After dinner and sitting on the porch for a while, it is time to light the campfire. We have already gathered enough sticks and pine cones to make the job easier. Now we just have to choose a spot and make it happen. Then, we drag some pool mattresses or a beanbag next to the fire and sit or lay down surrounded by the darkness to be hypnotized by the flames and the lovely starry sky.
When we had just started dating and it was my first time on the farm, we were lying on the mattress on the grass hugging and looking at the moon and stars. The sky was incredible, full of stars with a huge moon reflecting light to everything around us. Both, Pepé and Dores had lied down leaning against us on both sides. I was lying on my right side, with my head resting on Don Ferdinand’s shoulder.
Suddenly I felt a weight on the left side of my thighs. When I looked up, I saw that the fierce farm cat Mia that rarely shows herself or looks for human contact, had appeared out of nowhere and very quietly curled up right on my left hip. So we lied there, the five of us, all in a big hug, watching the stars and I felt such love and happiness that I had never felt before. We often remember this incredible moment, and honestly, you can see me trying but no words can do justice to what it actually felt like. It was nothing less than a perfect ending to a perfect day.
And every time we go back home to São Paulo (which kind of looks like Gotham City at this moment and in comparison) we feel integral, much more balanced and fulfilled than before leaving the City.
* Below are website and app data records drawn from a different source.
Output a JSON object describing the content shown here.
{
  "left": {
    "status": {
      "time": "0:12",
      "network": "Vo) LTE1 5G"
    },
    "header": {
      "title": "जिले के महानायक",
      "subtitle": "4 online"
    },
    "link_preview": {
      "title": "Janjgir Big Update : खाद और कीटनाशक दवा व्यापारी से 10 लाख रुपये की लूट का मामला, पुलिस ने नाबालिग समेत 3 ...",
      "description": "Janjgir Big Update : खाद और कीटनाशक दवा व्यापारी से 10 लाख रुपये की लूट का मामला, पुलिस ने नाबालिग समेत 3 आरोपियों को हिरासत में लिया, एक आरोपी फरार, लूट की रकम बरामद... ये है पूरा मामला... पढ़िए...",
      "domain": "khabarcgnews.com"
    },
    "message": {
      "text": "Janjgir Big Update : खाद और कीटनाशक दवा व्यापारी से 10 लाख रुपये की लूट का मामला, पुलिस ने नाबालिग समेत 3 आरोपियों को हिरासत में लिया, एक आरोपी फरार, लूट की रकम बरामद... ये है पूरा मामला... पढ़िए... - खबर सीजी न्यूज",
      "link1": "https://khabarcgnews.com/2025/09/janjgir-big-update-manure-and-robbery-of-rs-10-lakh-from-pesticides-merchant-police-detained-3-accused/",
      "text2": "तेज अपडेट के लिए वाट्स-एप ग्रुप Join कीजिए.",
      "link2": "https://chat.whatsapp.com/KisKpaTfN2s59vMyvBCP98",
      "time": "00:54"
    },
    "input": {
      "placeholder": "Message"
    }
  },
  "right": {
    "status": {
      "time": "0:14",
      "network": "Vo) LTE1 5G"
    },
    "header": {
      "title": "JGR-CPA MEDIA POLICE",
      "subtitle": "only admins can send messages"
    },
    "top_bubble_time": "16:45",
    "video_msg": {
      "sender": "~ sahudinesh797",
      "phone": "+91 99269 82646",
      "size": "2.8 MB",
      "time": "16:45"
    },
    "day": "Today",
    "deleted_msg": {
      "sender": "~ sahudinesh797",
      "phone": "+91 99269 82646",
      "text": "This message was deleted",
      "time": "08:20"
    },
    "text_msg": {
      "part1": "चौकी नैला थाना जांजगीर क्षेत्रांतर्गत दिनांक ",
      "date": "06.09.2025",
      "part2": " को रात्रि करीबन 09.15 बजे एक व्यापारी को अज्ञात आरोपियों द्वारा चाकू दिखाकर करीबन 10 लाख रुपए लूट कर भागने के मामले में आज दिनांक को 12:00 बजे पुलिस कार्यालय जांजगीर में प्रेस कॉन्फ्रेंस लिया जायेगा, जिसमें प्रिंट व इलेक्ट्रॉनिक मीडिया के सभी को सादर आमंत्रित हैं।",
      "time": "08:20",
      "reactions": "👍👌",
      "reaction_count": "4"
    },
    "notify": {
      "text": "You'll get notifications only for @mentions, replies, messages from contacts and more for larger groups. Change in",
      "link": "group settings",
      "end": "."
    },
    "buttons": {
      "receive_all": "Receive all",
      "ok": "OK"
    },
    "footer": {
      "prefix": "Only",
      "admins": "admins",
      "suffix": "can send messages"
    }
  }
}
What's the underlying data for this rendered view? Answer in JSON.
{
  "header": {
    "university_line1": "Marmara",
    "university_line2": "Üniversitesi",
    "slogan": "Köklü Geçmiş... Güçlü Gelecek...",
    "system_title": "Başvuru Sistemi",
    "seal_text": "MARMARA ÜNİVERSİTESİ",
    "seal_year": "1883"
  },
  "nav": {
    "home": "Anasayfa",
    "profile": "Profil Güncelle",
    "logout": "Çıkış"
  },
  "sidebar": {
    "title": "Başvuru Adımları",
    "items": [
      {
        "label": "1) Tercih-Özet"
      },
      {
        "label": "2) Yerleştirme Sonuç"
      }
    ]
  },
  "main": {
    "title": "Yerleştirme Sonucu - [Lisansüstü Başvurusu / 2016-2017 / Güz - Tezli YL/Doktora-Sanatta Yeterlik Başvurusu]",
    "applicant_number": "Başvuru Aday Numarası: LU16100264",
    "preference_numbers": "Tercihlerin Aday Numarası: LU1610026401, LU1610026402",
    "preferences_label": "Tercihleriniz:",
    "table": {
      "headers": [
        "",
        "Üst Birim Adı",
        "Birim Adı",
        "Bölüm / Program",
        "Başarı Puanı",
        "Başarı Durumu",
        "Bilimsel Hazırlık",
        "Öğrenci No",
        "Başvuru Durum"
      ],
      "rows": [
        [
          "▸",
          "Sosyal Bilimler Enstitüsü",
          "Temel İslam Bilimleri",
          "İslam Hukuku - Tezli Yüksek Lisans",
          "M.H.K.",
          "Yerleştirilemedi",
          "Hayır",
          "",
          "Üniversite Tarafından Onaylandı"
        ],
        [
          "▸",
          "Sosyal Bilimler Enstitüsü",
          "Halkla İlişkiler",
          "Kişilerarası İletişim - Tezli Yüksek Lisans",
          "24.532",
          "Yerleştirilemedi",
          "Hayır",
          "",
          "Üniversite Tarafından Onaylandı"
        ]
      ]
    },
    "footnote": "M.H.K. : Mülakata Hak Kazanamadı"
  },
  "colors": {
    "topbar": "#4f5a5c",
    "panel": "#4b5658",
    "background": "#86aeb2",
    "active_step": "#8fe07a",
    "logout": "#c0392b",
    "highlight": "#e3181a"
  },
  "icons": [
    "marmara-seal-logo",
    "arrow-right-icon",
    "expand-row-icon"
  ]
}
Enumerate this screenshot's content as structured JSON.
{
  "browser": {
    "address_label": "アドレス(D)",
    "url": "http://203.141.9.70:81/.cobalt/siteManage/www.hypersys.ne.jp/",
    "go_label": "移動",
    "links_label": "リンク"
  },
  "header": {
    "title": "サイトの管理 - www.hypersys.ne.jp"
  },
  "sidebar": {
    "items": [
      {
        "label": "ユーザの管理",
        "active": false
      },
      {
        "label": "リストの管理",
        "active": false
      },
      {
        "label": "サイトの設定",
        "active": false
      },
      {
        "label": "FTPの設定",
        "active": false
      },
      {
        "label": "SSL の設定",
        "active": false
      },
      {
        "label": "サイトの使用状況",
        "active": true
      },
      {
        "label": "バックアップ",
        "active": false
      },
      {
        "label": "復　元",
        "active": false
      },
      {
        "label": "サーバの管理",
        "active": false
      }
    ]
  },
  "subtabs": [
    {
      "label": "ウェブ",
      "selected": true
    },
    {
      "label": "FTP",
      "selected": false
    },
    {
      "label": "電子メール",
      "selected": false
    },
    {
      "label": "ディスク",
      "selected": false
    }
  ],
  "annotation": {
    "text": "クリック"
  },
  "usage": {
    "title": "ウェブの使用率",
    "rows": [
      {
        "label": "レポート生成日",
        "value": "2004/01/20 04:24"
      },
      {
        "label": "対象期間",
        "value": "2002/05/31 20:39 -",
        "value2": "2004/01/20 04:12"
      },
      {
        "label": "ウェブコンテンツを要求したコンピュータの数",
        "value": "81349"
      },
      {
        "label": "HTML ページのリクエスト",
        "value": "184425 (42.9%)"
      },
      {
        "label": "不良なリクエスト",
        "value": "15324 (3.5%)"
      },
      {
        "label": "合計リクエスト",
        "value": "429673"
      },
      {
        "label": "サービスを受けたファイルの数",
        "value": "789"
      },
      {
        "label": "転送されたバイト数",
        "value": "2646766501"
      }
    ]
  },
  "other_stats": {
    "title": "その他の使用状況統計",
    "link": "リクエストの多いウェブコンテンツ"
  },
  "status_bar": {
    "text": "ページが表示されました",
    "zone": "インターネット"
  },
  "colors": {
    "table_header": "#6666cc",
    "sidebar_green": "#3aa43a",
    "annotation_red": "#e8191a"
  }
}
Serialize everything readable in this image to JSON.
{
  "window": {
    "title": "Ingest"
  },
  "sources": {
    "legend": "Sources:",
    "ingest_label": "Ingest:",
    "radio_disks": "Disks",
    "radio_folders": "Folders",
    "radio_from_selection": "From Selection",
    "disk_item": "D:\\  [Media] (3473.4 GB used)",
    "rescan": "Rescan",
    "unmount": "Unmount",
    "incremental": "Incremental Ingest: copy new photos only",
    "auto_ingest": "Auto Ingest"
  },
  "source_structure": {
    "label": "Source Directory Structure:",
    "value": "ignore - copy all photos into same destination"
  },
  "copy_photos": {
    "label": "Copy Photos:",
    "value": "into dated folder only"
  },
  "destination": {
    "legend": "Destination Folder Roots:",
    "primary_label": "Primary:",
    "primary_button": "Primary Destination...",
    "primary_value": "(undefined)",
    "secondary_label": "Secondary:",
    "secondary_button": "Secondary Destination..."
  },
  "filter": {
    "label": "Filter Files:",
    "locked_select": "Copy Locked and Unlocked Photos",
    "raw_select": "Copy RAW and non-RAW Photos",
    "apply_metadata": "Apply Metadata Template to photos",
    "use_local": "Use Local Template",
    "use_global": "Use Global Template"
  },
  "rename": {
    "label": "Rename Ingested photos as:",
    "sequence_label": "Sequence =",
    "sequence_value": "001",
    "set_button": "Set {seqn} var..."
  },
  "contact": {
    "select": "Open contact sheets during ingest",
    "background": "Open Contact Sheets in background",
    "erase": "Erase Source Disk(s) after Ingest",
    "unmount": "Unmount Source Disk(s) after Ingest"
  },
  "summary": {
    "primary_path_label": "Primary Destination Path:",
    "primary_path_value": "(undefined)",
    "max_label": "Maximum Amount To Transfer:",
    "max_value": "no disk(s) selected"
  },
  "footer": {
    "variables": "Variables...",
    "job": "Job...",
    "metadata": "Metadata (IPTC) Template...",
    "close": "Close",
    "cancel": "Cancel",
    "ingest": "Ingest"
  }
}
Don Ferdinand even tends to say that after a couple of days in the farm, my eyes turn even greener than they already are. Maybe it is just the reflection of all the green around me, but also a sign of how important going back to nature is to keep in touch with our surroundings and ourselves.
Now you know all about our secret spot to recharge and enjoy the life in a completely natural and healthy way. So tell me, what is your secret to find and maintain balance?